**Work instructions**
Where does the word "WORKSPACE" show up in the records? Copy every line that has it.

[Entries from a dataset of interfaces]
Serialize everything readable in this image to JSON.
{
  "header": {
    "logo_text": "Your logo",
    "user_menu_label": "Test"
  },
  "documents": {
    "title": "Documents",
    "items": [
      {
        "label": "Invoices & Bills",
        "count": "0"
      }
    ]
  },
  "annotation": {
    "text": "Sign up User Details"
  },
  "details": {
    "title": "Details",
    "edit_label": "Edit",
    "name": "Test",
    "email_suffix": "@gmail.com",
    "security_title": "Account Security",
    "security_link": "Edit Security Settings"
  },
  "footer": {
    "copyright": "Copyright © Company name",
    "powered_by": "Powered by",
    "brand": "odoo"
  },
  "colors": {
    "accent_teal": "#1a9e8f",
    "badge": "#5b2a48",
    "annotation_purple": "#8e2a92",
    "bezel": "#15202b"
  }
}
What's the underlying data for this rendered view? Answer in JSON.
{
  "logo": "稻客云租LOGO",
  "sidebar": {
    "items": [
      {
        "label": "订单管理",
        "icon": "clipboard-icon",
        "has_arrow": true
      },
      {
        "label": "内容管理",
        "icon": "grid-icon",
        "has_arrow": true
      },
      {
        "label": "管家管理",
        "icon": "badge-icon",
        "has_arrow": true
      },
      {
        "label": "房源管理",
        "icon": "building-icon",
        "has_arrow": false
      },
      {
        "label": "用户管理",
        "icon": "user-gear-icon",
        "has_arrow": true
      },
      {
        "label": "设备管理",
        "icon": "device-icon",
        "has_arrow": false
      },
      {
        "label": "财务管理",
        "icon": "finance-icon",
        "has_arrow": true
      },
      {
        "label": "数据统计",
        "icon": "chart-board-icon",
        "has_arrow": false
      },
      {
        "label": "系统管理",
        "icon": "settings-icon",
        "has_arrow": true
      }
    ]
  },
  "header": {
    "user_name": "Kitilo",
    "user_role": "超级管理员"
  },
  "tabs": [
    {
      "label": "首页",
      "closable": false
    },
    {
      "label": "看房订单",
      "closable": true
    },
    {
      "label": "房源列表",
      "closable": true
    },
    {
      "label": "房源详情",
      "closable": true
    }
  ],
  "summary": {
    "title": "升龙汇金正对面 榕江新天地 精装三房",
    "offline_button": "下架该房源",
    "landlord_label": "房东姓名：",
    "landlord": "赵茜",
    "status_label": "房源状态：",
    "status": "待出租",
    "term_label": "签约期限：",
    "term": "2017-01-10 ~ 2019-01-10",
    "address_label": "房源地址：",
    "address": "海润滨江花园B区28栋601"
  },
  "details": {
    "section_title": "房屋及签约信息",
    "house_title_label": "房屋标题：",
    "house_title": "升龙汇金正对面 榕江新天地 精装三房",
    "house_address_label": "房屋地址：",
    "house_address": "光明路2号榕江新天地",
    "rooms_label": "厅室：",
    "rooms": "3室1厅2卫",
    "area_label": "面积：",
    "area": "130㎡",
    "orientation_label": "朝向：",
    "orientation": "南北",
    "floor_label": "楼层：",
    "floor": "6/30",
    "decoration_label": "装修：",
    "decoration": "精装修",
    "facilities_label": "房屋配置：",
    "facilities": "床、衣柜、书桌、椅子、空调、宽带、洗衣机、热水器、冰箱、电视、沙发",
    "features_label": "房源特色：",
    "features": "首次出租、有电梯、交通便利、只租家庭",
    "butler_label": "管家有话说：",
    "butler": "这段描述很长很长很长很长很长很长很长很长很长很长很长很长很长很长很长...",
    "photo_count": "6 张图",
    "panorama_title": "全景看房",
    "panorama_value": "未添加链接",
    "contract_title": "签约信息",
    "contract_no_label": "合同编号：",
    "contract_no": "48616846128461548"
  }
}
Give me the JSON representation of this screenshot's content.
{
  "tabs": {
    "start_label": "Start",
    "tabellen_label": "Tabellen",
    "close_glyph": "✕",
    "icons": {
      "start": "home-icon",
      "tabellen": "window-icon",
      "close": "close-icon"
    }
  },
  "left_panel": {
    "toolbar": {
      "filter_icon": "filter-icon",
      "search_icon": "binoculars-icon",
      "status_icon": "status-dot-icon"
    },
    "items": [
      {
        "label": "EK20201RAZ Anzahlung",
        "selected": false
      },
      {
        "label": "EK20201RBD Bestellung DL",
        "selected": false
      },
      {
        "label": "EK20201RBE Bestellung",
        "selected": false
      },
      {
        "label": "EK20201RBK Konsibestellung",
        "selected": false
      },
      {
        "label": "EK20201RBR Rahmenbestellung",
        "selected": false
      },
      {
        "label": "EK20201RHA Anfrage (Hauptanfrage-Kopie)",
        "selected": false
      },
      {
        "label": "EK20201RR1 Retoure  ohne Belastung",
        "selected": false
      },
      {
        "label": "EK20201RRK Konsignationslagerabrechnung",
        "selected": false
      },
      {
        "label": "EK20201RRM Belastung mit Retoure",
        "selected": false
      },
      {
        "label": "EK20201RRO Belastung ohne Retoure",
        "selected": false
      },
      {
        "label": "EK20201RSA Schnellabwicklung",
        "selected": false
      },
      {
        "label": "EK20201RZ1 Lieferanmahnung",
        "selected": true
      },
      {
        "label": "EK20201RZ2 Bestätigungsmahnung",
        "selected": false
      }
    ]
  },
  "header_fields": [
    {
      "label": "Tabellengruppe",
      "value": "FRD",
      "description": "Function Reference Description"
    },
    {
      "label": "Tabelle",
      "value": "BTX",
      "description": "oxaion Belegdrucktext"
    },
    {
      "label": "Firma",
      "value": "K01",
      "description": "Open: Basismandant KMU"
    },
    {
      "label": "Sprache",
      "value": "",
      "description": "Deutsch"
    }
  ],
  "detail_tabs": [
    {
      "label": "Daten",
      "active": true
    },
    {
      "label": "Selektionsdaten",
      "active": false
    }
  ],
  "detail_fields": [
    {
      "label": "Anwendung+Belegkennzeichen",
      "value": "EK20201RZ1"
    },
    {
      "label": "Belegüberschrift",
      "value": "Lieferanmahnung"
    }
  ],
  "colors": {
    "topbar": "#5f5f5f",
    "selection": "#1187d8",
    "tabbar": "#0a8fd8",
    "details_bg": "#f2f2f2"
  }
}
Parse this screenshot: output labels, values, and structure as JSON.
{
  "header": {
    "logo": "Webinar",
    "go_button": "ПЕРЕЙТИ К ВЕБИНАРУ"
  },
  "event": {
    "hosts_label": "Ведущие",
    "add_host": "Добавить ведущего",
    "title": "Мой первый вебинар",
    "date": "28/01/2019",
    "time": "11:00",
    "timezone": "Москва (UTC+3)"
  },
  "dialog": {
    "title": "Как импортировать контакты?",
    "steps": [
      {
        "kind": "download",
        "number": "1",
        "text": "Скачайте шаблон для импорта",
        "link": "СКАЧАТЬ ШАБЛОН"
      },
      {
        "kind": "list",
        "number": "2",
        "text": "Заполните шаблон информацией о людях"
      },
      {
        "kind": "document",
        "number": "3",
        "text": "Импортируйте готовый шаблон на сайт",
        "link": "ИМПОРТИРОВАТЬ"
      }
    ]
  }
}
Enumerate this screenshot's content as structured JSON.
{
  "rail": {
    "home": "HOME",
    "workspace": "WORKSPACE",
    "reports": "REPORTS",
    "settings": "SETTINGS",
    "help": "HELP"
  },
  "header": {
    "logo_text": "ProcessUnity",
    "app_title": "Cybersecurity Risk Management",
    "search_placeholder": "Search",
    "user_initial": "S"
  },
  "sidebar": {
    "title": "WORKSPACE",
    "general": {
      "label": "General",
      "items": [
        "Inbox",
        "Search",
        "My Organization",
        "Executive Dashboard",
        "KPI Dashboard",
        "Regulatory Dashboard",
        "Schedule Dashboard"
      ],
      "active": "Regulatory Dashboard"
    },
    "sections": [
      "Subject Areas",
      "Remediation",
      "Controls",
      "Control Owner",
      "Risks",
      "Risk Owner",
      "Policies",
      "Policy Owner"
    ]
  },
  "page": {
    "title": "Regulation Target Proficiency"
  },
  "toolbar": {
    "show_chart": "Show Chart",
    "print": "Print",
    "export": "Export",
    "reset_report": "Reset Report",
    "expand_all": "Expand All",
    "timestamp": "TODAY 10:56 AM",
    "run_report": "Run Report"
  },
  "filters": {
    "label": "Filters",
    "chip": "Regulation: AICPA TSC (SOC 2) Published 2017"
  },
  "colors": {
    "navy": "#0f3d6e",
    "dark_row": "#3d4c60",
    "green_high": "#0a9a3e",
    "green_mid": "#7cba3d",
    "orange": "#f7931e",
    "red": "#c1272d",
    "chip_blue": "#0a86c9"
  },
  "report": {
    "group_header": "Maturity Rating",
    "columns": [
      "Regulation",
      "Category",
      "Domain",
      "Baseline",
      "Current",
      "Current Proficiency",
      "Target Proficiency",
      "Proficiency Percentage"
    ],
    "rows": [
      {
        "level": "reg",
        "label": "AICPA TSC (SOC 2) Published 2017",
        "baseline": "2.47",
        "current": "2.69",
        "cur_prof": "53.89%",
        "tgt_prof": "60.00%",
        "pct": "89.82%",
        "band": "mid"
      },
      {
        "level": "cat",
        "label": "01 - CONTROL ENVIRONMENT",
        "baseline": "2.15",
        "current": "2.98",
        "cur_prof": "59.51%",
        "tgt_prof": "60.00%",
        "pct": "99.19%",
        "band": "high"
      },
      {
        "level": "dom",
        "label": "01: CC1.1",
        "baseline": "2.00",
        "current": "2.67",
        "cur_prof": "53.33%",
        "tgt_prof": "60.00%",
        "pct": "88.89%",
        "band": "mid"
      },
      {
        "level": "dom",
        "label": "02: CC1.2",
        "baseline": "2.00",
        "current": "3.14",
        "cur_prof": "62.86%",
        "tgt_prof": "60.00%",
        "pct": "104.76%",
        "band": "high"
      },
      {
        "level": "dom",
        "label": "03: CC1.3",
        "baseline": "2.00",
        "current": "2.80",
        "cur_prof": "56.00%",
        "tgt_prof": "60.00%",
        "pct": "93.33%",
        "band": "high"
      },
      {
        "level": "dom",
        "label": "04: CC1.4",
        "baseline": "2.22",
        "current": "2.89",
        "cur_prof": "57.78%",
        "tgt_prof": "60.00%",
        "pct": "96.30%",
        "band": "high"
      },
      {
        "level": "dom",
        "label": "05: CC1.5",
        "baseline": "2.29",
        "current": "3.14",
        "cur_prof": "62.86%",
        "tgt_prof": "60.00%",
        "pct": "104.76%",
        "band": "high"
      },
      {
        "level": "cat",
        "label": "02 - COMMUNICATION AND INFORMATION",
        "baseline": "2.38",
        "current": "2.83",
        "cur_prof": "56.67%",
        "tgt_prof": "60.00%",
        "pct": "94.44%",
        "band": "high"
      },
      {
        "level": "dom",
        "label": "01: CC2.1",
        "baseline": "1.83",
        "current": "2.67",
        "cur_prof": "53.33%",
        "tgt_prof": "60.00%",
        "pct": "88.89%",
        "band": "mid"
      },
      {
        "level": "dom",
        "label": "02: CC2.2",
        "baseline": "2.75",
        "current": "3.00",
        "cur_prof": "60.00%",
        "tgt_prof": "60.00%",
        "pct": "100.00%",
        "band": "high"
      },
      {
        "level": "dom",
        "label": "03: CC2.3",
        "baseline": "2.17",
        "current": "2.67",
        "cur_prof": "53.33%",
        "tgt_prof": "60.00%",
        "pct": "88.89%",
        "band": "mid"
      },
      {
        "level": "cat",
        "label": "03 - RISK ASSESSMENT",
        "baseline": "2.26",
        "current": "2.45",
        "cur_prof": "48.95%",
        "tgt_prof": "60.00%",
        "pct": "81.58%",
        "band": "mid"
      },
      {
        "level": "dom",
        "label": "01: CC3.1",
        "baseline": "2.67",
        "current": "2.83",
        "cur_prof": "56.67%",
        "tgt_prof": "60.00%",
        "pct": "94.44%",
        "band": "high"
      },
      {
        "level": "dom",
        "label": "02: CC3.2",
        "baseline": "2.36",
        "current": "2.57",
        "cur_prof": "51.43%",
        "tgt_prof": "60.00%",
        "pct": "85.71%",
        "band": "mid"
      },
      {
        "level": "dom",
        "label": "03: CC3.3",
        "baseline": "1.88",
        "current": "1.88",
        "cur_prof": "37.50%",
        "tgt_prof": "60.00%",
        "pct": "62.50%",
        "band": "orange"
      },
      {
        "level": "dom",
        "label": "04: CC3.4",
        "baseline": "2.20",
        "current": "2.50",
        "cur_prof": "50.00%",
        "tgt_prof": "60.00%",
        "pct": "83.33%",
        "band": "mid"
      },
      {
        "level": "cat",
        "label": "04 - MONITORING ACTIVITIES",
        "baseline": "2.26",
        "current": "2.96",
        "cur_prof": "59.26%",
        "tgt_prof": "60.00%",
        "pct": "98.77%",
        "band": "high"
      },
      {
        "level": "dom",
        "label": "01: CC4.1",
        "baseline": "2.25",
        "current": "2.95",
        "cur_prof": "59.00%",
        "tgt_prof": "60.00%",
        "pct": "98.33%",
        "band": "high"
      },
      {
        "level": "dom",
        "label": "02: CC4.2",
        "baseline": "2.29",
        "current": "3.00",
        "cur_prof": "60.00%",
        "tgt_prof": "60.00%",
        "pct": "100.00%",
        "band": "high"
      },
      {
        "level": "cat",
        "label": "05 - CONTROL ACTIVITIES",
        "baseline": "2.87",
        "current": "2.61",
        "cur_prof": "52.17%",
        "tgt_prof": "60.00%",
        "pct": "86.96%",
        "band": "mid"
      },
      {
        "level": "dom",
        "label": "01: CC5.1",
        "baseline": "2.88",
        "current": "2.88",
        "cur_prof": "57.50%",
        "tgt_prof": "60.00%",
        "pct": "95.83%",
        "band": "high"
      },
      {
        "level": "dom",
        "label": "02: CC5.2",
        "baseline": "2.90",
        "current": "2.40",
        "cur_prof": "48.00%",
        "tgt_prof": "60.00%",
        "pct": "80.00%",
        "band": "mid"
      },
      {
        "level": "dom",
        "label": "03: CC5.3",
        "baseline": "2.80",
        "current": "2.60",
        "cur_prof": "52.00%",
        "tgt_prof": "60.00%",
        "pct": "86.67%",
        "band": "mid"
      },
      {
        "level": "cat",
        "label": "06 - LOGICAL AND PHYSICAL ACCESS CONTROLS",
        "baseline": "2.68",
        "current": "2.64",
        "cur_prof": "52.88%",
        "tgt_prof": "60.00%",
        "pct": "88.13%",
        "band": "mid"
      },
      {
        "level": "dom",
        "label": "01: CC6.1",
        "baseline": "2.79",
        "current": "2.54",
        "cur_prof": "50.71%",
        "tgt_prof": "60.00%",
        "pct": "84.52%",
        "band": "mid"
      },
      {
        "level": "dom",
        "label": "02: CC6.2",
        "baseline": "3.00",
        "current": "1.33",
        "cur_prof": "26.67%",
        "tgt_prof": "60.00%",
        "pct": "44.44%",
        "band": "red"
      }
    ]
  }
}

**Task result**
    "workspace": "WORKSPACE",
    "title": "WORKSPACE",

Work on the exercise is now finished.